◆ REQUIREMENT:
Please repeat the data shown below, word for word.

[Items from a dataset]
====
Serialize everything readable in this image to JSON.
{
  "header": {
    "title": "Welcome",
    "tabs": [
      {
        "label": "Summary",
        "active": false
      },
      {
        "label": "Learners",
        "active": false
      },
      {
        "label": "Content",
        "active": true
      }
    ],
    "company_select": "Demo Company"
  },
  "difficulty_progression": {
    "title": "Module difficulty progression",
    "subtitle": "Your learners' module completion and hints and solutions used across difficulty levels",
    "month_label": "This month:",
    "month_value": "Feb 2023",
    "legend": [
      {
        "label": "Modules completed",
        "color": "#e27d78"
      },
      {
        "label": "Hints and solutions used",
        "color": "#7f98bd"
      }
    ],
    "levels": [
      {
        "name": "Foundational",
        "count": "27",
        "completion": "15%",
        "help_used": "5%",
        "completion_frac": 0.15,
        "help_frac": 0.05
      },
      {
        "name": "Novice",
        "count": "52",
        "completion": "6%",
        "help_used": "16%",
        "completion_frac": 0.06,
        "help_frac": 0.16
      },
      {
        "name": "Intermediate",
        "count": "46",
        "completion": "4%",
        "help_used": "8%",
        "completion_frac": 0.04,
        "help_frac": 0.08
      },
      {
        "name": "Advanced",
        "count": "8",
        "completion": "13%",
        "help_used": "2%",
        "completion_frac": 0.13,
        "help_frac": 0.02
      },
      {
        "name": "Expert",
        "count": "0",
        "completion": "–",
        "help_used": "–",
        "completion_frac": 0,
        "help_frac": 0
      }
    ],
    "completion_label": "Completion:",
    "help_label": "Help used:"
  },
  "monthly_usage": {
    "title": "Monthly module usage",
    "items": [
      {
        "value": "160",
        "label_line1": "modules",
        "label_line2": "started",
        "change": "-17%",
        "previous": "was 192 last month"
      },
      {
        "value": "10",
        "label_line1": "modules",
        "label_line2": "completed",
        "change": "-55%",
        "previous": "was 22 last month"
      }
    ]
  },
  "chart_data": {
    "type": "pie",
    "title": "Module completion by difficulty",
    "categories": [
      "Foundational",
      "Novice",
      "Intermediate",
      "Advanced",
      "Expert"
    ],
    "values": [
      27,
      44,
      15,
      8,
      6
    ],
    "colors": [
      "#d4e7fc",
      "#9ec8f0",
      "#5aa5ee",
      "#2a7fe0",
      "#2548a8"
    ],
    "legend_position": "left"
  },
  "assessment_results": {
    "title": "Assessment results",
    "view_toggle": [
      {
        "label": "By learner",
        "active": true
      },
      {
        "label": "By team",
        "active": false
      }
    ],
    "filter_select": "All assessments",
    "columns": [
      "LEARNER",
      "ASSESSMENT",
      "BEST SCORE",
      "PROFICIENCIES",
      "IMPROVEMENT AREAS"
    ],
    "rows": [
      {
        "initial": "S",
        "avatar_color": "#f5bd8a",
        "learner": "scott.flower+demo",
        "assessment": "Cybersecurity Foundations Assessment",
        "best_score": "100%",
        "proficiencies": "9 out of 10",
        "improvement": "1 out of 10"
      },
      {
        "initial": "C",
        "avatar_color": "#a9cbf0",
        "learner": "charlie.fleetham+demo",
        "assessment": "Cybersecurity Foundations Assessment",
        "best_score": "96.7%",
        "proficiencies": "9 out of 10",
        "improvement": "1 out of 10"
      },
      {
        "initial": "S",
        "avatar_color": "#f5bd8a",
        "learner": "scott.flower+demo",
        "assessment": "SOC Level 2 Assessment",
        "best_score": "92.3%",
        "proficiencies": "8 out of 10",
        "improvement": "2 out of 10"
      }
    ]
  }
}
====
◆ TASK OUTPUT:
Serialize everything readable in this image to JSON.
{
  "header": {
    "title": "Welcome",
    "tabs": [
      {
        "label": "Summary",
        "active": false
      },
      {
        "label": "Learners",
        "active": false
      },
      {
        "label": "Content",
        "active": true
      }
    ],
    "company_select": "Demo Company"
  },
  "difficulty_progression": {
    "title": "Module difficulty progression",
    "subtitle": "Your learners' module completion and hints and solutions used across difficulty levels",
    "month_label": "This month:",
    "month_value": "Feb 2023",
    "legend": [
      {
        "label": "Modules completed",
        "color": "#e27d78"
      },
      {
        "label": "Hints and solutions used",
        "color": "#7f98bd"
      }
    ],
    "levels": [
      {
        "name": "Foundational",
        "count": "27",
        "completion": "15%",
        "help_used": "5%",
        "completion_frac": 0.15,
        "help_frac": 0.05
      },
      {
        "name": "Novice",
        "count": "52",
        "completion": "6%",
        "help_used": "16%",
        "completion_frac": 0.06,
        "help_frac": 0.16
      },
      {
        "name": "Intermediate",
        "count": "46",
        "completion": "4%",
        "help_used": "8%",
        "completion_frac": 0.04,
        "help_frac": 0.08
      },
      {
        "name": "Advanced",
        "count": "8",
        "completion": "13%",
        "help_used": "2%",
        "completion_frac": 0.13,
        "help_frac": 0.02
      },
      {
        "name": "Expert",
        "count": "0",
        "completion": "–",
        "help_used": "–",
        "completion_frac": 0,
        "help_frac": 0
      }
    ],
    "completion_label": "Completion:",
    "help_label": "Help used:"
  },
  "monthly_usage": {
    "title": "Monthly module usage",
    "items": [
      {
        "value": "160",
        "label_line1": "modules",
        "label_line2": "started",
        "change": "-17%",
        "previous": "was 192 last month"
      },
      {
        "value": "10",
        "label_line1": "modules",
        "label_line2": "completed",
        "change": "-55%",
        "previous": "was 22 last month"
      }
    ]
  },
  "chart_data": {
    "type": "pie",
    "title": "Module completion by difficulty",
    "categories": [
      "Foundational",
      "Novice",
      "Intermediate",
      "Advanced",
      "Expert"
    ],
    "values": [
      27,
      44,
      15,
      8,
      6
    ],
    "colors": [
      "#d4e7fc",
      "#9ec8f0",
      "#5aa5ee",
      "#2a7fe0",
      "#2548a8"
    ],
    "legend_position": "left"
  },
  "assessment_results": {
    "title": "Assessment results",
    "view_toggle": [
      {
        "label": "By learner",
        "active": true
      },
      {
        "label": "By team",
        "active": false
      }
    ],
    "filter_select": "All assessments",
    "columns": [
      "LEARNER",
      "ASSESSMENT",
      "BEST SCORE",
      "PROFICIENCIES",
      "IMPROVEMENT AREAS"
    ],
    "rows": [
      {
        "initial": "S",
        "avatar_color": "#f5bd8a",
        "learner": "scott.flower+demo",
        "assessment": "Cybersecurity Foundations Assessment",
        "best_score": "100%",
        "proficiencies": "9 out of 10",
        "improvement": "1 out of 10"
      },
      {
        "initial": "C",
        "avatar_color": "#a9cbf0",
        "learner": "charlie.fleetham+demo",
        "assessment": "Cybersecurity Foundations Assessment",
        "best_score": "96.7%",
        "proficiencies": "9 out of 10",
        "improvement": "1 out of 10"
      },
      {
        "initial": "S",
        "avatar_color": "#f5bd8a",
        "learner": "scott.flower+demo",
        "assessment": "SOC Level 2 Assessment",
        "best_score": "92.3%",
        "proficiencies": "8 out of 10",
        "improvement": "2 out of 10"
      }
    ]
  }
}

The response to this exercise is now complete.